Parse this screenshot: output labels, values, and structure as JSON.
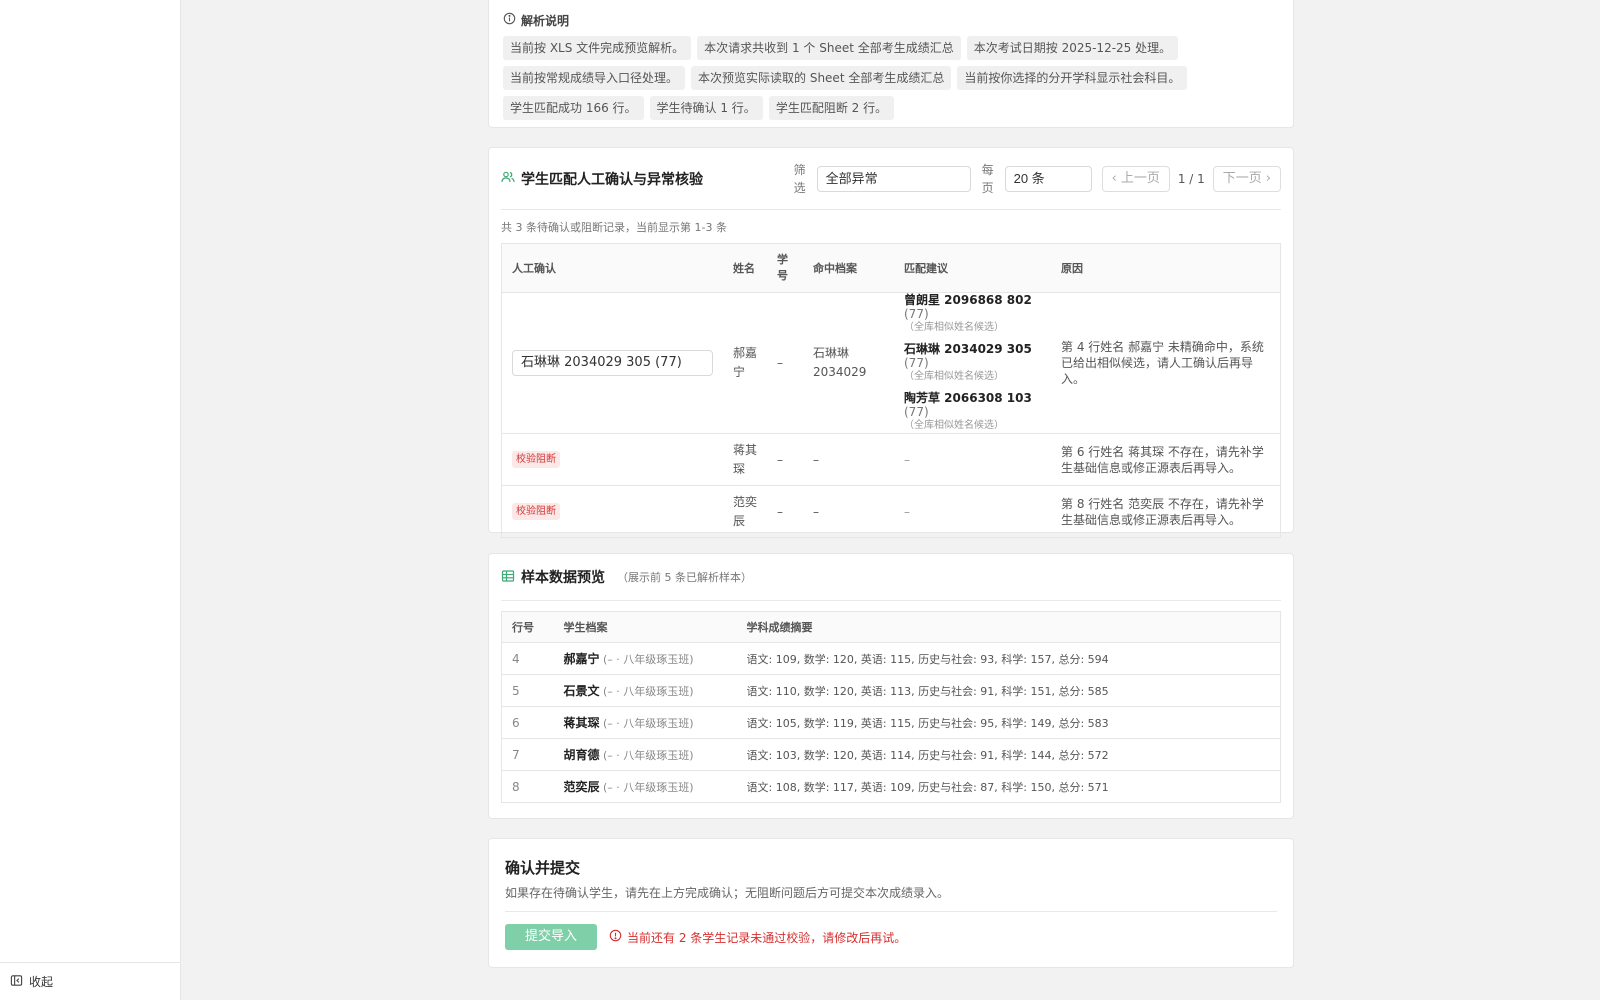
{
  "sidebar": {
    "collapse_label": "收起"
  },
  "parse_notes": {
    "title": "解析说明",
    "chips": [
      "当前按 XLS 文件完成预览解析。",
      "本次请求共收到 1 个 Sheet 全部考生成绩汇总",
      "本次考试日期按 2025-12-25 处理。",
      "当前按常规成绩导入口径处理。",
      "本次预览实际读取的 Sheet 全部考生成绩汇总",
      "当前按你选择的分开学科显示社会科目。",
      "学生匹配成功 166 行。",
      "学生待确认 1 行。",
      "学生匹配阻断 2 行。"
    ]
  },
  "match": {
    "title": "学生匹配人工确认与异常核验",
    "filter_label": "筛选",
    "filter_value": "全部异常",
    "per_page_label": "每页",
    "per_page_value": "20 条",
    "prev_label": "上一页",
    "page_info": "1 / 1",
    "next_label": "下一页",
    "summary": "共 3 条待确认或阻断记录，当前显示第 1-3 条",
    "headers": [
      "人工确认",
      "姓名",
      "学号",
      "命中档案",
      "匹配建议",
      "原因"
    ],
    "rows": [
      {
        "confirm": "石琳琳 2034029 305 (77)",
        "name": "郝嘉宁",
        "sid": "–",
        "hit": "石琳琳 2034029",
        "suggestions": [
          {
            "name": "曾朗星 2096868 802",
            "score": "(77)",
            "note": "（全库相似姓名候选）"
          },
          {
            "name": "石琳琳 2034029 305",
            "score": "(77)",
            "note": "（全库相似姓名候选）"
          },
          {
            "name": "陶芳草 2066308 103",
            "score": "(77)",
            "note": "（全库相似姓名候选）"
          }
        ],
        "reason": "第 4 行姓名 郝嘉宁 未精确命中，系统已给出相似候选，请人工确认后再导入。"
      },
      {
        "badge": "校验阻断",
        "name": "蒋其琛",
        "sid": "–",
        "hit": "–",
        "suggestion_text": "–",
        "reason": "第 6 行姓名 蒋其琛 不存在，请先补学生基础信息或修正源表后再导入。"
      },
      {
        "badge": "校验阻断",
        "name": "范奕辰",
        "sid": "–",
        "hit": "–",
        "suggestion_text": "–",
        "reason": "第 8 行姓名 范奕辰 不存在，请先补学生基础信息或修正源表后再导入。"
      }
    ]
  },
  "sample": {
    "title": "样本数据预览",
    "subtitle": "（展示前 5 条已解析样本）",
    "headers": [
      "行号",
      "学生档案",
      "学科成绩摘要"
    ],
    "rows": [
      {
        "row": "4",
        "name": "郝嘉宁",
        "cls": "(– · 八年级琢玉班)",
        "summary": "语文: 109,  数学: 120,  英语: 115,  历史与社会: 93,  科学: 157,  总分: 594"
      },
      {
        "row": "5",
        "name": "石景文",
        "cls": "(– · 八年级琢玉班)",
        "summary": "语文: 110,  数学: 120,  英语: 113,  历史与社会: 91,  科学: 151,  总分: 585"
      },
      {
        "row": "6",
        "name": "蒋其琛",
        "cls": "(– · 八年级琢玉班)",
        "summary": "语文: 105,  数学: 119,  英语: 115,  历史与社会: 95,  科学: 149,  总分: 583"
      },
      {
        "row": "7",
        "name": "胡育德",
        "cls": "(– · 八年级琢玉班)",
        "summary": "语文: 103,  数学: 120,  英语: 114,  历史与社会: 91,  科学: 144,  总分: 572"
      },
      {
        "row": "8",
        "name": "范奕辰",
        "cls": "(– · 八年级琢玉班)",
        "summary": "语文: 108,  数学: 117,  英语: 109,  历史与社会: 87,  科学: 150,  总分: 571"
      }
    ]
  },
  "submit": {
    "title": "确认并提交",
    "desc": "如果存在待确认学生，请先在上方完成确认；无阻断问题后方可提交本次成绩录入。",
    "button": "提交导入",
    "error": "当前还有 2 条学生记录未通过校验，请修改后再试。"
  },
  "colors": {
    "accent": "#3fa876",
    "button": "#7fcfa8",
    "error": "#d62f2f"
  }
}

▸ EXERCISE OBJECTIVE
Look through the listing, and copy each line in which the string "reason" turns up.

▸ RESPONSE TO THE TASK
        "reason": "第 4 行姓名 郝嘉宁 未精确命中，系统已给出相似候选，请人工确认后再导入。"
        "reason": "第 6 行姓名 蒋其琛 不存在，请先补学生基础信息或修正源表后再导入。"
        "reason": "第 8 行姓名 范奕辰 不存在，请先补学生基础信息或修正源表后再导入。"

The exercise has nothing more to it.